Ultimately, the goal should be to balance the contribution margin across channels. At Nordstrom, we maintain the same margin with online transactions as we do with in-store transactions. One reason for this is that we don’t isolate our brick and mortar and e-commerce experiences. Instead, we recognize that customers move between each platform on a regular basis. As a result, we tailor the customer journey to include touchpoints in both environments that drive continuous engagement.
About the speaker
Brian Gill is the SVP of Technology at Nordstrom, focused on strategic planning and digital platform development. In addition, Brian’s team manages store technology and operational excellence initiatives. With more than 20 years of experience, Brian also served as Chief Technology Officer at Hotwire, Inc., an operating company of Expedia, Inc. In this role, Brian managed Hotwire’s platform technologies and the company’s data science team.
About the host
I believe in our ability as humans to solve problems in creative and simple ways. I’ve had the good fortune to work on and with some of the brightest and most creative teams and people in various roles in product development. These experiences have enriched me personally and I carry them with me to every new challenge. I like big problems that have beautiful and simple solutions. I’ve worked on financial products for people of fixed income, products that bridge humans across the planet in moments of their greatest need to connect as well as tools that disambiguate, equalize and democratize access to data and content. The companies I’ve worked with range from startups to large public companies where chiefly my role has been about unlocking and connecting customer unmet needs to the people engineering and designing the products. I enjoy playing many roles and leverage the tools and resources at hand to bring products to market.

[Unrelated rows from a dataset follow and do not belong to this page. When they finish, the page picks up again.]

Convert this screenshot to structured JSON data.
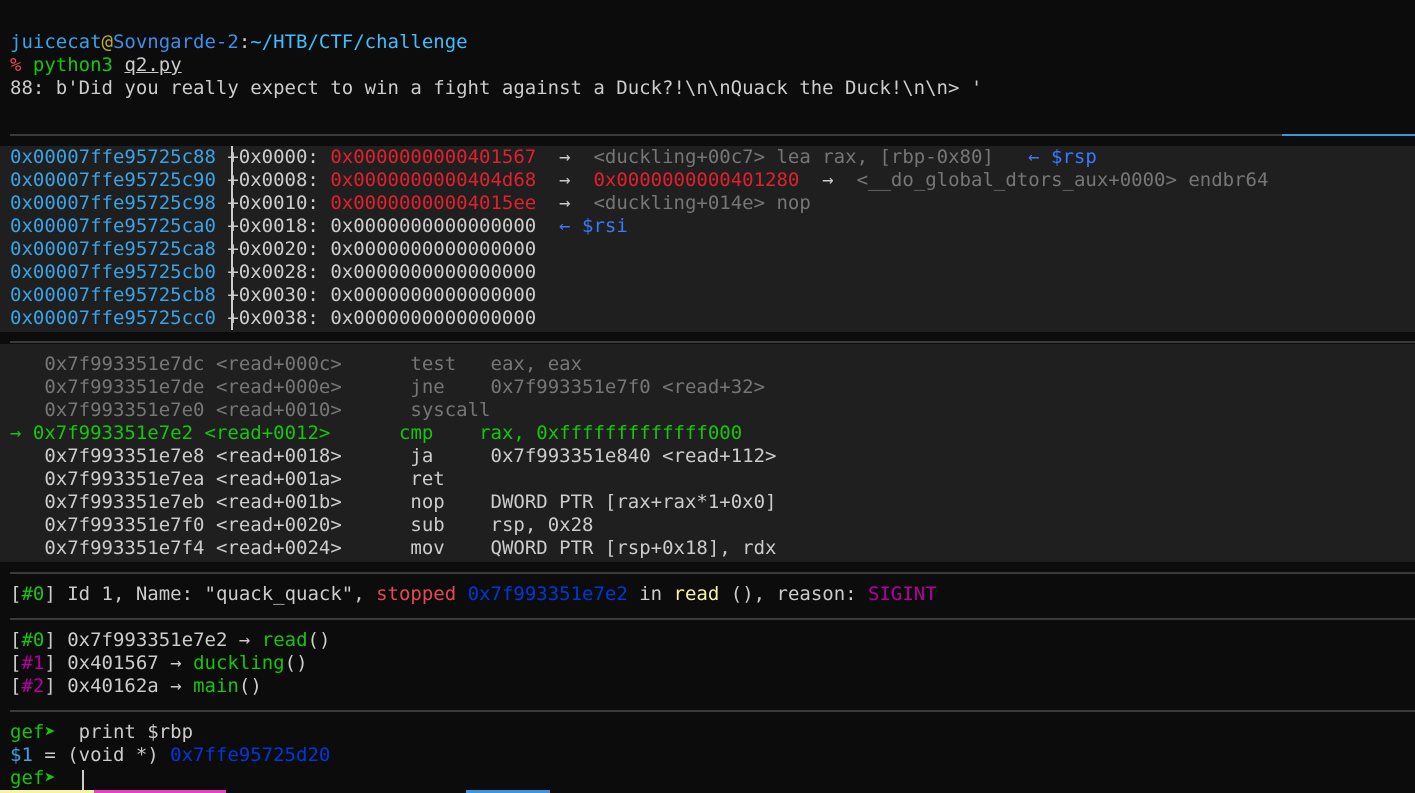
{
  "prompt": {
    "user": "juicecat",
    "at": "@",
    "host": "Sovngarde-2",
    "colon": ":",
    "path": "~/HTB/CTF/challenge"
  },
  "cmd": {
    "symbol": "%",
    "program": "python3",
    "file": "q2.py"
  },
  "output_line": "88: b'Did you really expect to win a fight against a Duck?!\\n\\nQuack the Duck!\\n\\n> '",
  "stack": [
    {
      "addr": "0x00007ffe95725c88",
      "off": "+0x0000:",
      "val": "0x0000000000401567",
      "arrow": "→",
      "sym": "<duckling+00c7> lea rax, [rbp-0x80]",
      "reg": "← $rsp"
    },
    {
      "addr": "0x00007ffe95725c90",
      "off": "+0x0008:",
      "val": "0x0000000000404d68",
      "arrow": "→",
      "sym": "0x0000000000401280",
      "arrow2": "→",
      "sym2": "<__do_global_dtors_aux+0000> endbr64"
    },
    {
      "addr": "0x00007ffe95725c98",
      "off": "+0x0010:",
      "val": "0x00000000004015ee",
      "arrow": "→",
      "sym": "<duckling+014e> nop"
    },
    {
      "addr": "0x00007ffe95725ca0",
      "off": "+0x0018:",
      "val": "0x0000000000000000",
      "reg": "← $rsi"
    },
    {
      "addr": "0x00007ffe95725ca8",
      "off": "+0x0020:",
      "val": "0x0000000000000000"
    },
    {
      "addr": "0x00007ffe95725cb0",
      "off": "+0x0028:",
      "val": "0x0000000000000000"
    },
    {
      "addr": "0x00007ffe95725cb8",
      "off": "+0x0030:",
      "val": "0x0000000000000000"
    },
    {
      "addr": "0x00007ffe95725cc0",
      "off": "+0x0038:",
      "val": "0x0000000000000000"
    }
  ],
  "code": [
    {
      "marker": "",
      "addr": "0x7f993351e7dc",
      "sym": "<read+000c>",
      "mn": "test",
      "ops": "eax, eax"
    },
    {
      "marker": "",
      "addr": "0x7f993351e7de",
      "sym": "<read+000e>",
      "mn": "jne",
      "ops": "0x7f993351e7f0 <read+32>"
    },
    {
      "marker": "",
      "addr": "0x7f993351e7e0",
      "sym": "<read+0010>",
      "mn": "syscall",
      "ops": ""
    },
    {
      "marker": "→",
      "addr": "0x7f993351e7e2",
      "sym": "<read+0012>",
      "mn": "cmp",
      "ops": "rax, 0xfffffffffffff000"
    },
    {
      "marker": "",
      "addr": "0x7f993351e7e8",
      "sym": "<read+0018>",
      "mn": "ja",
      "ops": "0x7f993351e840 <read+112>"
    },
    {
      "marker": "",
      "addr": "0x7f993351e7ea",
      "sym": "<read+001a>",
      "mn": "ret",
      "ops": ""
    },
    {
      "marker": "",
      "addr": "0x7f993351e7eb",
      "sym": "<read+001b>",
      "mn": "nop",
      "ops": "DWORD PTR [rax+rax*1+0x0]"
    },
    {
      "marker": "",
      "addr": "0x7f993351e7f0",
      "sym": "<read+0020>",
      "mn": "sub",
      "ops": "rsp, 0x28"
    },
    {
      "marker": "",
      "addr": "0x7f993351e7f4",
      "sym": "<read+0024>",
      "mn": "mov",
      "ops": "QWORD PTR [rsp+0x18], rdx"
    }
  ],
  "thread": {
    "lb": "[",
    "id": "#0",
    "rb": "]",
    "text1": " Id 1, Name: \"quack_quack\", ",
    "stopped": "stopped",
    "addr": "0x7f993351e7e2",
    "in": " in ",
    "func": "read",
    "text2": " (), reason: ",
    "reason": "SIGINT"
  },
  "trace": [
    {
      "num": "#0",
      "addr": "0x7f993351e7e2",
      "arrow": "→",
      "func": "read",
      "paren": "()"
    },
    {
      "num": "#1",
      "addr": "0x401567",
      "arrow": "→",
      "func": "duckling",
      "paren": "()"
    },
    {
      "num": "#2",
      "addr": "0x40162a",
      "arrow": "→",
      "func": "main",
      "paren": "()"
    }
  ],
  "gef": {
    "prompt": "gef➤",
    "cmd": "print $rbp",
    "result_var": "$1",
    "result_text": " = (void *) ",
    "result_val": "0x7ffe95725d20",
    "prompt2": "gef➤"
  }
}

I’ve direct experience when and how to deploy artificial intelligence, machine learning, and other advanced cognitive services. My patents cover areas in video and conversational interfaces, platform extensibility, mobile applications, and large scale software. Following to be read by computers, not humans: Interests include: Human rights, feminism. food and farming sustainability, Non-Profits, product management, information retrieval, UX Design, future-of-work, artificial intelligence, machine learning, communications, virtual assistants, digital media, branding.